§ **WHAT YOU HAVE TO DO**
Output the records precisely as they stand. Pictures are to be skipped.

§ **DATA LISTING**
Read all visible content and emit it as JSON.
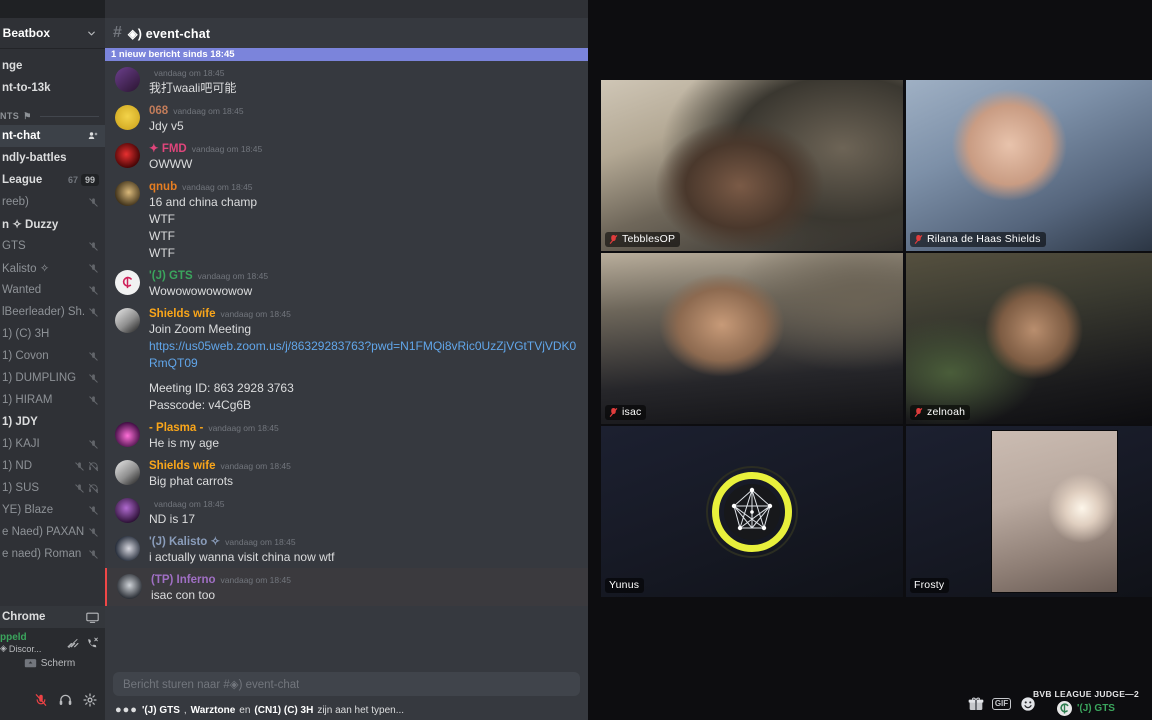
{
  "app": {
    "name": "discord-zoom-screenshare"
  },
  "sidebar": {
    "server_name": "d Beatbox",
    "chevron": "chevron-down-icon",
    "items": [
      {
        "label": "nge",
        "type": "channel",
        "style": "bold"
      },
      {
        "label": "nt-to-13k",
        "type": "channel",
        "style": "bold"
      },
      {
        "label": "NTS",
        "type": "category"
      },
      {
        "label": "nt-chat",
        "type": "channel",
        "style": "active",
        "icon": "add-member-icon"
      },
      {
        "label": "ndly-battles",
        "type": "channel",
        "style": "bold"
      },
      {
        "label": " League",
        "type": "voice",
        "count_left": "67",
        "count_right": "99",
        "style": "bold"
      },
      {
        "label": "reeb)",
        "type": "user",
        "muted": true
      },
      {
        "label": "n ✧ Duzzy",
        "type": "user",
        "style": "bold"
      },
      {
        "label": "GTS",
        "type": "user",
        "muted": true
      },
      {
        "label": "Kalisto ✧",
        "type": "user",
        "muted": true
      },
      {
        "label": "Wanted",
        "type": "user",
        "muted": true
      },
      {
        "label": "lBeerleader) Sh...",
        "type": "user",
        "muted": true
      },
      {
        "label": "1) (C) 3H",
        "type": "user"
      },
      {
        "label": "1) Covon",
        "type": "user",
        "muted": true
      },
      {
        "label": "1) DUMPLING",
        "type": "user",
        "muted": true
      },
      {
        "label": "1) HIRAM",
        "type": "user",
        "muted": true
      },
      {
        "label": "1) JDY",
        "type": "user",
        "style": "bold"
      },
      {
        "label": "1) KAJI",
        "type": "user",
        "muted": true
      },
      {
        "label": "1) ND",
        "type": "user",
        "muted": true,
        "deafened": true
      },
      {
        "label": "1) SUS",
        "type": "user",
        "muted": true,
        "deafened": true
      },
      {
        "label": "YE) Blaze",
        "type": "user",
        "muted": true
      },
      {
        "label": "e Naed) PAXAN",
        "type": "user",
        "muted": true
      },
      {
        "label": "e naed) Roman ...",
        "type": "user",
        "muted": true
      }
    ],
    "streaming_row": {
      "label": "Chrome",
      "icon": "screen-share-icon"
    },
    "voice": {
      "status": "ppeld",
      "server": "Discor...",
      "server_icon": "discord-diamond-icon",
      "disconnect_icon": "call-disconnect-icon",
      "ping_icon": "signal-icon",
      "screen_button": "Scherm",
      "screen_icon": "screen-icon"
    },
    "user_controls": [
      {
        "name": "mic-muted-icon"
      },
      {
        "name": "headphones-icon"
      },
      {
        "name": "gear-icon"
      }
    ]
  },
  "chat": {
    "header": {
      "hash": "#",
      "title": "◈) event-chat"
    },
    "new_messages_divider": "1 nieuw bericht sinds 18:45",
    "messages": [
      {
        "author": "",
        "author_color": "#b13b3b",
        "time": "vandaag om 18:45",
        "lines": [
          "我打waali吧可能"
        ],
        "avatar": "av-purple"
      },
      {
        "author": "068",
        "author_color": "#c27c5a",
        "time": "vandaag om 18:45",
        "lines": [
          "Jdy v5"
        ],
        "avatar": "av-yellow"
      },
      {
        "author": "✦ FMD",
        "author_color": "#e0457b",
        "time": "vandaag om 18:45",
        "lines": [
          "OWWW"
        ],
        "avatar": "av-red"
      },
      {
        "author": "qnub",
        "author_color": "#e67e22",
        "time": "vandaag om 18:45",
        "lines": [
          "16 and china champ",
          "WTF",
          "WTF",
          "WTF"
        ],
        "avatar": "av-owl"
      },
      {
        "author": "'(J) GTS",
        "author_color": "#3ba55d",
        "time": "vandaag om 18:45",
        "lines": [
          "Wowowowowowow"
        ],
        "avatar": "av-gts"
      },
      {
        "author": "Shields wife",
        "author_color": "#faa61a",
        "time": "vandaag om 18:45",
        "lines": [
          "Join Zoom Meeting"
        ],
        "link": "https://us05web.zoom.us/j/86329283763?pwd=N1FMQi8vRic0UzZjVGtTVjVDK0RmQT09",
        "extra": [
          "Meeting ID: 863 2928 3763",
          "Passcode: v4Cg6B"
        ],
        "avatar": "av-stone"
      },
      {
        "author": "- Plasma -",
        "author_color": "#faa61a",
        "time": "vandaag om 18:45",
        "lines": [
          "He is my age"
        ],
        "avatar": "av-magenta"
      },
      {
        "author": "Shields wife",
        "author_color": "#faa61a",
        "time": "vandaag om 18:45",
        "lines": [
          "Big phat carrots"
        ],
        "avatar": "av-stone"
      },
      {
        "author": "",
        "author_color": "#b13b3b",
        "time": "vandaag om 18:45",
        "lines": [
          "ND is 17"
        ],
        "avatar": "av-purple2"
      },
      {
        "author": "'(J) Kalisto ✧",
        "author_color": "#8a9dbb",
        "time": "vandaag om 18:45",
        "lines": [
          "i actually wanna visit china now wtf"
        ],
        "avatar": "av-blue"
      },
      {
        "author": "(TP) Inferno",
        "author_color": "#a06fc4",
        "time": "vandaag om 18:45",
        "lines": [
          "isac con too"
        ],
        "avatar": "av-gray",
        "mentioned": true
      }
    ],
    "composer_placeholder": "Bericht sturen naar #◈)  event-chat",
    "typing_dots": "●●●",
    "typing_names": [
      "'(J) GTS",
      "Warztone",
      "(CN1) (C) 3H"
    ],
    "typing_sep": ", ",
    "typing_conj": " en ",
    "typing_suffix": " zijn aan het typen...",
    "icons": [
      {
        "name": "gift-icon"
      },
      {
        "name": "gif-icon",
        "label": "GIF"
      },
      {
        "name": "emoji-icon"
      }
    ]
  },
  "video_call": {
    "participants": [
      {
        "name": "TebblesOP",
        "muted": true,
        "cam": "cam-a"
      },
      {
        "name": "Rilana de Haas Shields",
        "muted": true,
        "cam": "cam-b"
      },
      {
        "name": "isac",
        "muted": true,
        "cam": "cam-c"
      },
      {
        "name": "zelnoah",
        "muted": true,
        "cam": "cam-d"
      },
      {
        "name": "Yunus",
        "muted": false,
        "cam": "cam-dark",
        "logo": true
      },
      {
        "name": "Frosty",
        "muted": false,
        "cam": "cam-dark",
        "inset": true
      }
    ],
    "overlay": {
      "title": "BVB LEAGUE JUDGE—2",
      "user": "'(J) GTS"
    }
  },
  "colors": {
    "discord_bg": "#36393f",
    "sidebar_bg": "#2f3136",
    "accent_new": "#7b84db",
    "online_green": "#3ba55d",
    "logo_yellow": "#e8f03c",
    "link_blue": "#61a6ea"
  }
}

§ **RESULT FOR THIS EXERCISE**
Read all visible content and emit it as JSON.
{
  "app": {
    "name": "discord-zoom-screenshare"
  },
  "sidebar": {
    "server_name": "d Beatbox",
    "chevron": "chevron-down-icon",
    "items": [
      {
        "label": "nge",
        "type": "channel",
        "style": "bold"
      },
      {
        "label": "nt-to-13k",
        "type": "channel",
        "style": "bold"
      },
      {
        "label": "NTS",
        "type": "category"
      },
      {
        "label": "nt-chat",
        "type": "channel",
        "style": "active",
        "icon": "add-member-icon"
      },
      {
        "label": "ndly-battles",
        "type": "channel",
        "style": "bold"
      },
      {
        "label": " League",
        "type": "voice",
        "count_left": "67",
        "count_right": "99",
        "style": "bold"
      },
      {
        "label": "reeb)",
        "type": "user",
        "muted": true
      },
      {
        "label": "n ✧ Duzzy",
        "type": "user",
        "style": "bold"
      },
      {
        "label": "GTS",
        "type": "user",
        "muted": true
      },
      {
        "label": "Kalisto ✧",
        "type": "user",
        "muted": true
      },
      {
        "label": "Wanted",
        "type": "user",
        "muted": true
      },
      {
        "label": "lBeerleader) Sh...",
        "type": "user",
        "muted": true
      },
      {
        "label": "1) (C) 3H",
        "type": "user"
      },
      {
        "label": "1) Covon",
        "type": "user",
        "muted": true
      },
      {
        "label": "1) DUMPLING",
        "type": "user",
        "muted": true
      },
      {
        "label": "1) HIRAM",
        "type": "user",
        "muted": true
      },
      {
        "label": "1) JDY",
        "type": "user",
        "style": "bold"
      },
      {
        "label": "1) KAJI",
        "type": "user",
        "muted": true
      },
      {
        "label": "1) ND",
        "type": "user",
        "muted": true,
        "deafened": true
      },
      {
        "label": "1) SUS",
        "type": "user",
        "muted": true,
        "deafened": true
      },
      {
        "label": "YE) Blaze",
        "type": "user",
        "muted": true
      },
      {
        "label": "e Naed) PAXAN",
        "type": "user",
        "muted": true
      },
      {
        "label": "e naed) Roman ...",
        "type": "user",
        "muted": true
      }
    ],
    "streaming_row": {
      "label": "Chrome",
      "icon": "screen-share-icon"
    },
    "voice": {
      "status": "ppeld",
      "server": "Discor...",
      "server_icon": "discord-diamond-icon",
      "disconnect_icon": "call-disconnect-icon",
      "ping_icon": "signal-icon",
      "screen_button": "Scherm",
      "screen_icon": "screen-icon"
    },
    "user_controls": [
      {
        "name": "mic-muted-icon"
      },
      {
        "name": "headphones-icon"
      },
      {
        "name": "gear-icon"
      }
    ]
  },
  "chat": {
    "header": {
      "hash": "#",
      "title": "◈) event-chat"
    },
    "new_messages_divider": "1 nieuw bericht sinds 18:45",
    "messages": [
      {
        "author": "",
        "author_color": "#b13b3b",
        "time": "vandaag om 18:45",
        "lines": [
          "我打waali吧可能"
        ],
        "avatar": "av-purple"
      },
      {
        "author": "068",
        "author_color": "#c27c5a",
        "time": "vandaag om 18:45",
        "lines": [
          "Jdy v5"
        ],
        "avatar": "av-yellow"
      },
      {
        "author": "✦ FMD",
        "author_color": "#e0457b",
        "time": "vandaag om 18:45",
        "lines": [
          "OWWW"
        ],
        "avatar": "av-red"
      },
      {
        "author": "qnub",
        "author_color": "#e67e22",
        "time": "vandaag om 18:45",
        "lines": [
          "16 and china champ",
          "WTF",
          "WTF",
          "WTF"
        ],
        "avatar": "av-owl"
      },
      {
        "author": "'(J) GTS",
        "author_color": "#3ba55d",
        "time": "vandaag om 18:45",
        "lines": [
          "Wowowowowowow"
        ],
        "avatar": "av-gts"
      },
      {
        "author": "Shields wife",
        "author_color": "#faa61a",
        "time": "vandaag om 18:45",
        "lines": [
          "Join Zoom Meeting"
        ],
        "link": "https://us05web.zoom.us/j/86329283763?pwd=N1FMQi8vRic0UzZjVGtTVjVDK0RmQT09",
        "extra": [
          "Meeting ID: 863 2928 3763",
          "Passcode: v4Cg6B"
        ],
        "avatar": "av-stone"
      },
      {
        "author": "- Plasma -",
        "author_color": "#faa61a",
        "time": "vandaag om 18:45",
        "lines": [
          "He is my age"
        ],
        "avatar": "av-magenta"
      },
      {
        "author": "Shields wife",
        "author_color": "#faa61a",
        "time": "vandaag om 18:45",
        "lines": [
          "Big phat carrots"
        ],
        "avatar": "av-stone"
      },
      {
        "author": "",
        "author_color": "#b13b3b",
        "time": "vandaag om 18:45",
        "lines": [
          "ND is 17"
        ],
        "avatar": "av-purple2"
      },
      {
        "author": "'(J) Kalisto ✧",
        "author_color": "#8a9dbb",
        "time": "vandaag om 18:45",
        "lines": [
          "i actually wanna visit china now wtf"
        ],
        "avatar": "av-blue"
      },
      {
        "author": "(TP) Inferno",
        "author_color": "#a06fc4",
        "time": "vandaag om 18:45",
        "lines": [
          "isac con too"
        ],
        "avatar": "av-gray",
        "mentioned": true
      }
    ],
    "composer_placeholder": "Bericht sturen naar #◈)  event-chat",
    "typing_dots": "●●●",
    "typing_names": [
      "'(J) GTS",
      "Warztone",
      "(CN1) (C) 3H"
    ],
    "typing_sep": ", ",
    "typing_conj": " en ",
    "typing_suffix": " zijn aan het typen...",
    "icons": [
      {
        "name": "gift-icon"
      },
      {
        "name": "gif-icon",
        "label": "GIF"
      },
      {
        "name": "emoji-icon"
      }
    ]
  },
  "video_call": {
    "participants": [
      {
        "name": "TebblesOP",
        "muted": true,
        "cam": "cam-a"
      },
      {
        "name": "Rilana de Haas Shields",
        "muted": true,
        "cam": "cam-b"
      },
      {
        "name": "isac",
        "muted": true,
        "cam": "cam-c"
      },
      {
        "name": "zelnoah",
        "muted": true,
        "cam": "cam-d"
      },
      {
        "name": "Yunus",
        "muted": false,
        "cam": "cam-dark",
        "logo": true
      },
      {
        "name": "Frosty",
        "muted": false,
        "cam": "cam-dark",
        "inset": true
      }
    ],
    "overlay": {
      "title": "BVB LEAGUE JUDGE—2",
      "user": "'(J) GTS"
    }
  },
  "colors": {
    "discord_bg": "#36393f",
    "sidebar_bg": "#2f3136",
    "accent_new": "#7b84db",
    "online_green": "#3ba55d",
    "logo_yellow": "#e8f03c",
    "link_blue": "#61a6ea"
  }
}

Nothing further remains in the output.